The disruptive Google Stadia streaming service made a hell of a splash, not only at the Game Developers Conference in San Francisco but also on the stock market. And I’m not just talking about Google here either; one of the biggest winners from the whole Stadia excitement has been AMD. On the back of the merest mention of Radeon GPUs being at the heart of the Stadia datacentre tech, and with Dr. Lisa Su namechecked and sat in the audience at the Google presser, AMD’s share price rocketed 20% from its starting point ahead of the announcement.
That’s big news, and a serious fillip for AMD’s business as a whole. The company is providing the graphical heartbeat of what could be one of the most disruptive platform releases in gaming history, and is reaping the benefits off the back of it.

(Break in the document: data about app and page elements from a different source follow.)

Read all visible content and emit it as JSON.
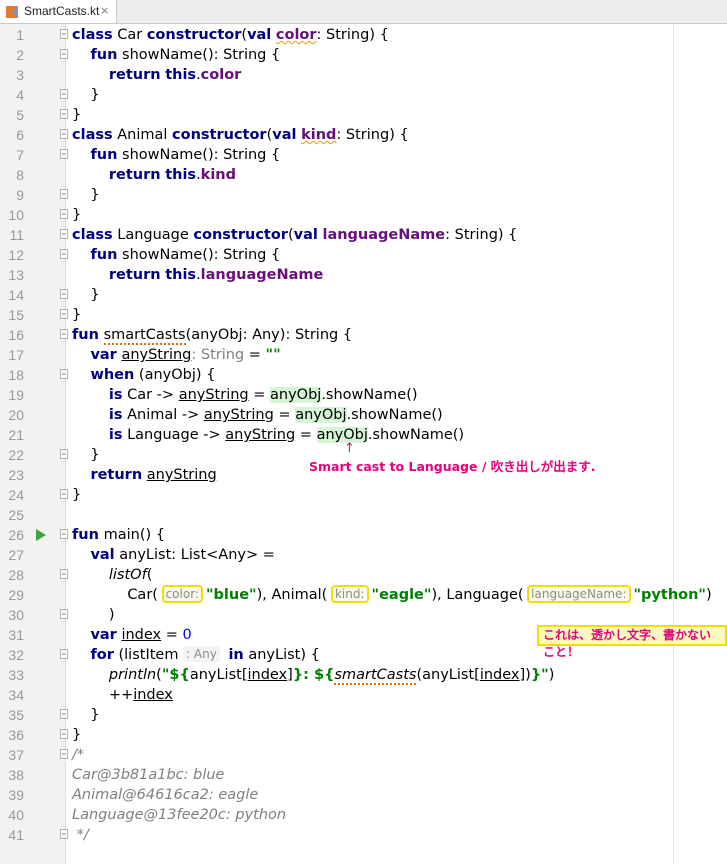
{
  "tab": {
    "filename": "SmartCasts.kt",
    "close": "×"
  },
  "lines": [
    {
      "n": "1"
    },
    {
      "n": "2"
    },
    {
      "n": "3"
    },
    {
      "n": "4"
    },
    {
      "n": "5"
    },
    {
      "n": "6"
    },
    {
      "n": "7"
    },
    {
      "n": "8"
    },
    {
      "n": "9"
    },
    {
      "n": "10"
    },
    {
      "n": "11"
    },
    {
      "n": "12"
    },
    {
      "n": "13"
    },
    {
      "n": "14"
    },
    {
      "n": "15"
    },
    {
      "n": "16"
    },
    {
      "n": "17"
    },
    {
      "n": "18"
    },
    {
      "n": "19"
    },
    {
      "n": "20"
    },
    {
      "n": "21"
    },
    {
      "n": "22"
    },
    {
      "n": "23"
    },
    {
      "n": "24"
    },
    {
      "n": "25"
    },
    {
      "n": "26"
    },
    {
      "n": "27"
    },
    {
      "n": "28"
    },
    {
      "n": "29"
    },
    {
      "n": "30"
    },
    {
      "n": "31"
    },
    {
      "n": "32"
    },
    {
      "n": "33"
    },
    {
      "n": "34"
    },
    {
      "n": "35"
    },
    {
      "n": "36"
    },
    {
      "n": "37"
    },
    {
      "n": "38"
    },
    {
      "n": "39"
    },
    {
      "n": "40"
    },
    {
      "n": "41"
    }
  ],
  "code": {
    "kw_class": "class",
    "kw_constructor": "constructor",
    "kw_val": "val",
    "kw_var": "var",
    "kw_fun": "fun",
    "kw_return": "return",
    "kw_this": "this",
    "kw_when": "when",
    "kw_is": "is",
    "kw_for": "for",
    "kw_in": "in",
    "car": "Car",
    "animal": "Animal",
    "language": "Language",
    "color": "color",
    "kind": "kind",
    "languageName": "languageName",
    "string_type": "String",
    "showName": "showName",
    "smartCasts": "smartCasts",
    "anyObj": "anyObj",
    "any": "Any",
    "anyString": "anyString",
    "empty_str": "\"\"",
    "main": "main",
    "anyList": "anyList",
    "list_any": "List<Any>",
    "listOf": "listOf",
    "blue": "\"blue\"",
    "eagle": "\"eagle\"",
    "python": "\"python\"",
    "index": "index",
    "zero": "0",
    "listItem": "listItem",
    "println": "println",
    "str_open": "\"${",
    "str_mid": "}: ${",
    "str_close": "}\"",
    "inc": "++",
    "cmt_open": "/*",
    "out1": "Car@3b81a1bc: blue",
    "out2": "Animal@64616ca2: eagle",
    "out3": "Language@13fee20c: python",
    "cmt_close": " */"
  },
  "hints": {
    "string": "String",
    "color": "color:",
    "kind": "kind:",
    "languageName": "languageName:",
    "any": ": Any"
  },
  "notes": {
    "arrow": "↑",
    "smart_cast": "Smart cast to Language / 吹き出しが出ます.",
    "warning": "これは、透かし文字、書かないこと！"
  },
  "colors": {
    "keyword": "#000080",
    "field": "#660e7a",
    "string": "#008000",
    "number": "#0000ff",
    "annotation": "#e6007e",
    "highlight_box": "#f0e000",
    "smartcast_bg": "#d6f5d6"
  }
}
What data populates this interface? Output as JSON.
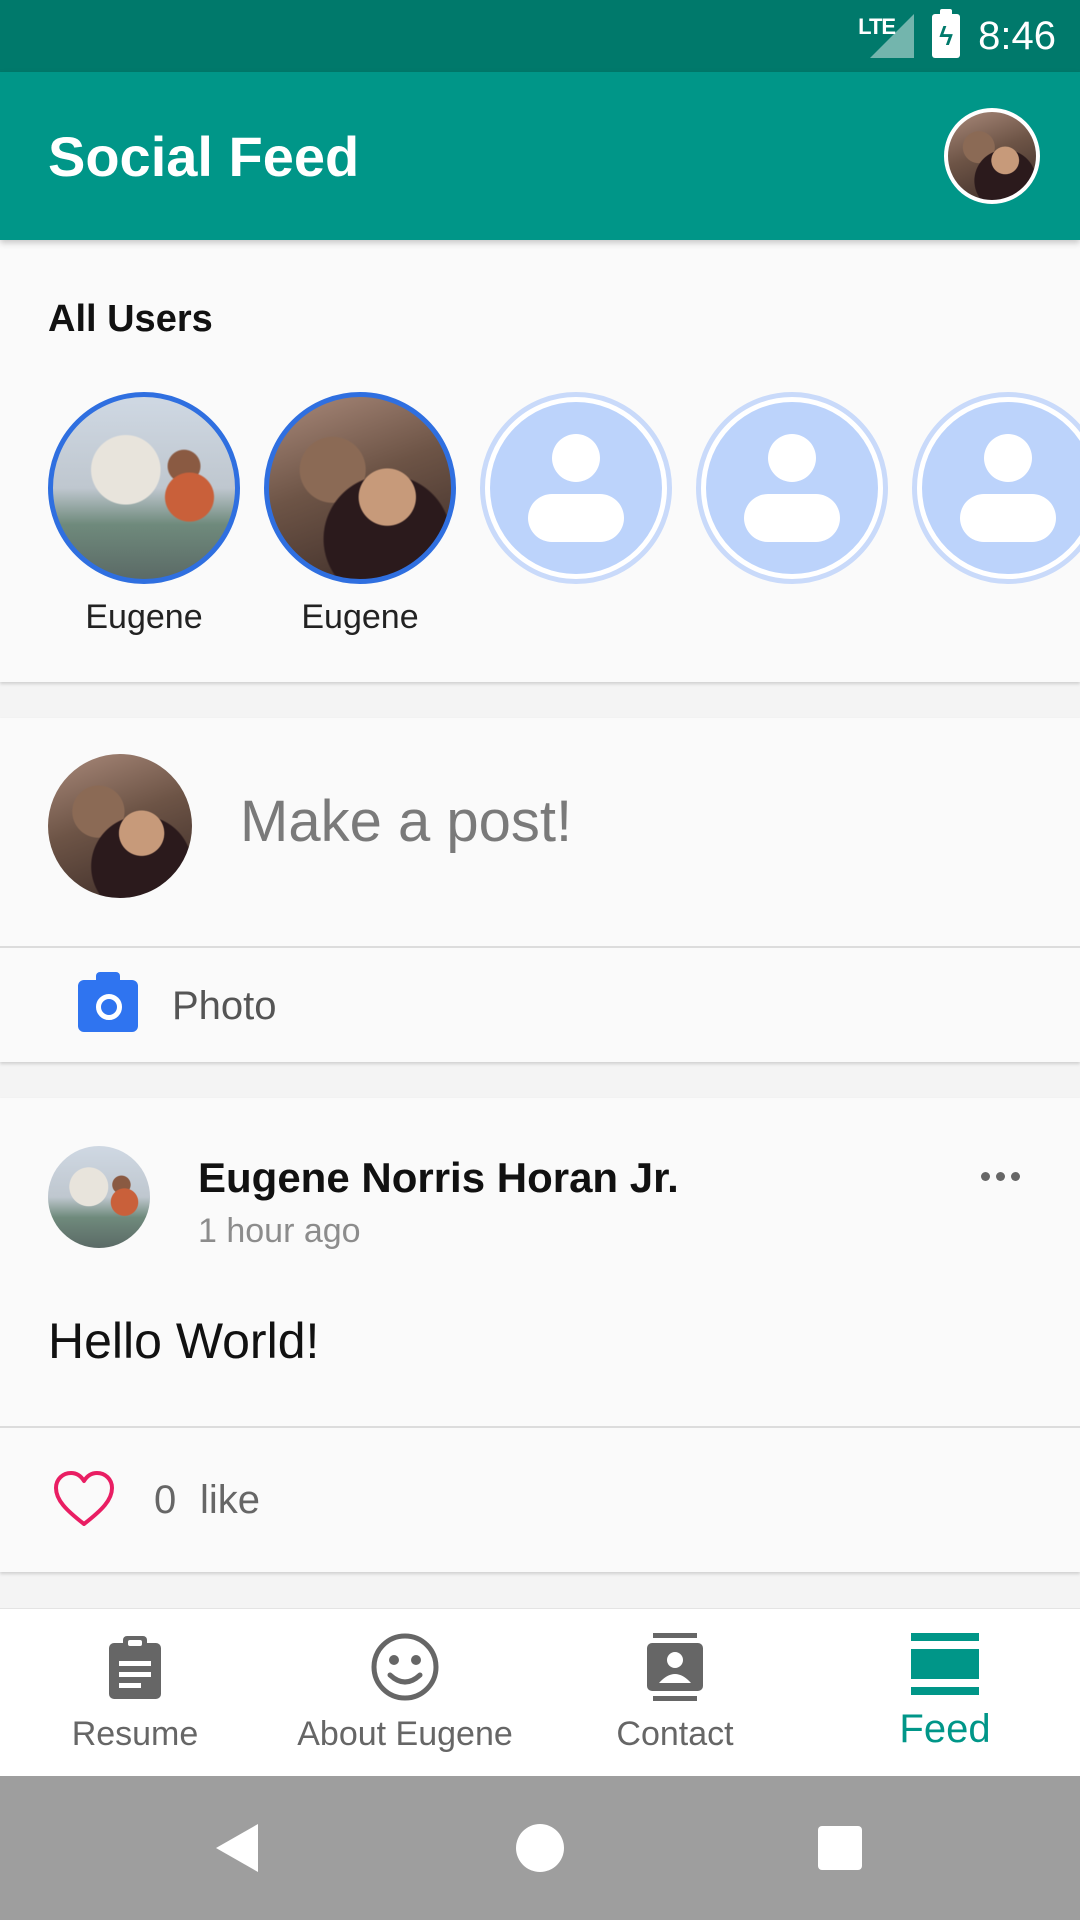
{
  "status_bar": {
    "network": "LTE",
    "time": "8:46"
  },
  "app_bar": {
    "title": "Social Feed"
  },
  "users_section": {
    "heading": "All Users",
    "users": [
      {
        "name": "Eugene",
        "has_photo": true
      },
      {
        "name": "Eugene",
        "has_photo": true
      },
      {
        "name": "",
        "has_photo": false
      },
      {
        "name": "",
        "has_photo": false
      },
      {
        "name": "",
        "has_photo": false
      }
    ]
  },
  "composer": {
    "placeholder": "Make a post!",
    "photo_label": "Photo"
  },
  "post": {
    "author": "Eugene Norris Horan Jr.",
    "time": "1 hour ago",
    "body": "Hello World!",
    "like_count": "0",
    "like_label": "like"
  },
  "bottom_nav": {
    "items": [
      {
        "label": "Resume",
        "icon": "clipboard-icon",
        "active": false
      },
      {
        "label": "About Eugene",
        "icon": "smiley-icon",
        "active": false
      },
      {
        "label": "Contact",
        "icon": "contact-card-icon",
        "active": false
      },
      {
        "label": "Feed",
        "icon": "feed-icon",
        "active": true
      }
    ]
  },
  "colors": {
    "status_bar": "#00796b",
    "app_bar": "#009688",
    "user_ring": "#2f6fe0",
    "placeholder_fill": "#bcd3fb",
    "camera": "#2f74f0",
    "heart": "#e91e63",
    "nav_active": "#009688",
    "system_nav": "#9e9e9e"
  }
}
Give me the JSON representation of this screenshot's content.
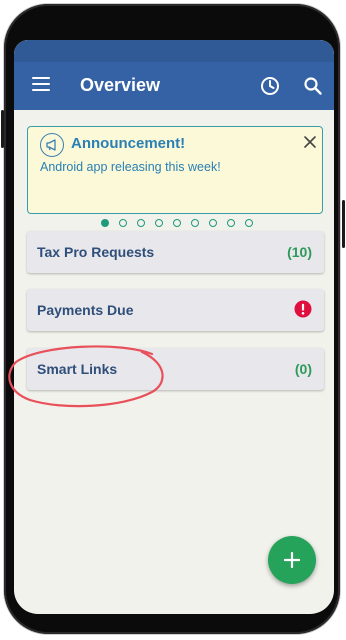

AMD was one of the few partners Google mentioned on-stage at the reveal event – alongside a few middleware vendors, such as Havok – and that was because it’s the one providing the key technology. But not all of it.
Because AMD was the only hardware manufacturer Google namechecked in San Fran I automatically assumed it was providing both the custom Radeon datacentre GPU as well as the custom x86 processor too. They mentioned ‘Hyperthreading’ on the specs slide, but I figured it was just mistakenly being used as a catch-all term for simultaneous multithreading. After all, if Intel was manufacturing the custom 2.7GHz x86 CPU for Stadia surely it would get a mention too, right?
Just a little ‘Stand up, Bob, thanks for the processor!’ or something.
And with AMD’s recent rise in the datacentre, and with the prospective power of the upcoming Zen 2-based Rome processors on the way, it seemed like a fully AMD-powered datacentre for Google Stadia made sense. But that’s not the case; AMD contacted me the morning after the event to assure me that it has nothing to do with the current processing component of the Stadia backend.
“Google announced that the Stadia platform is using custom AMD Radeon datacentre GPUs,” said our friends on the red team, “not AMD CPUs.”
They encouraged me to contact the relevant Stadia people at Google for information on what CPU was being used for the game streaming platform, and for any other details about it. To which the friendly, but ultimately terse response was:
“Nice to connect with you. We won’t be sharing any more info on the architecture at this time.”
Yet it has to be an Intel chip at the heart of the Google Stadia platform, despite the company steadfastly refusing to acknowledge who is actually providing that silicon. The confirmation on-stage that it is a custom x86 CPU means that, with AMD discounted from the running, it can only be Intel or VIA. But VIA is so heavily invested in bringing x86 chips to the Chinese market through its Zhaoxin offshoot that the current climate in the US would surely preclude Google from going that way for its own Stadia processors.
But Intel’s being rather quiet on the Google front too. We’ve reached out to our friends at Intel for a little light confirmation and are still waiting to hear back. The fact that it can’t just immediately turn around and acknowledge its silicon presence in Stadia is strange, and I think we can count the complete reticence on anyone’s behalf to openly state that Intel is part of the service’s tech platform as utterly bizarre. Especially in light of the huge financial boon it seems to have been for AMD just to have been spoken about in the same breath as Google Stadia.
Why wouldn’t Intel have wanted the same sort of value bump? Hoping for a similar 20% share price increase might be asking a bit much, but it would surely have seen some improvement. Maybe Google just doesn’t see the CPU as a particularly important part of the Stadia setup… though if that were true why specifically mention the custom x86 chip at all?
Maybe it’s Intel. Maybe it’s decided that Google’s new game streaming venture is doomed to failure and wants no association with it beyond providing some custom CPU silicon without a manufacturer credit. Hell, there wasn’t even the smallest Intel logo buried within the list of hardware and middleware Google Stadia partners.
Or maybe the current suite of hardware being used as the streaming service’s backend is more like placeholder tech right now. The current Intel chips kitting out Google’s Stadia server rooms might not be the ones that look after our streaming future once the platform is properly released. It’s possible those are just existing server chips Google had already bought and just filtered into the streaming backend. But then why characterise it as ‘custom?’
A switch to AMD’s EPYC processors has been mooted as a potential future step for Stadia, and Google’s Phil Harrison told us himself that “we’re just talking about Gen 1 at the moment, but there will be iterations on that technology over time,” so there is some potential for a changing of the processor guard either before or after launch.
Whatever the truth of the matter is I still find it beyond strange that no-one involved is talking about the Intel CPUs being used for Google Stadia, even if they’re not necessarily doing anything that special with regards the innovative streaming service. Certainly the multi-GPU features on offer with the Radeon graphics cards warranted mention, but just a note on the specs slide alone could have still done good things for Intel.
For whatever reason Google didn’t want to namecheck the semiconductor giant, and as of yet Intel seemingly doesn’t want to have its name associated with the new gaming platform either. And, nosy fecker that I am, I’d dearly love to know why. Any other suggestions?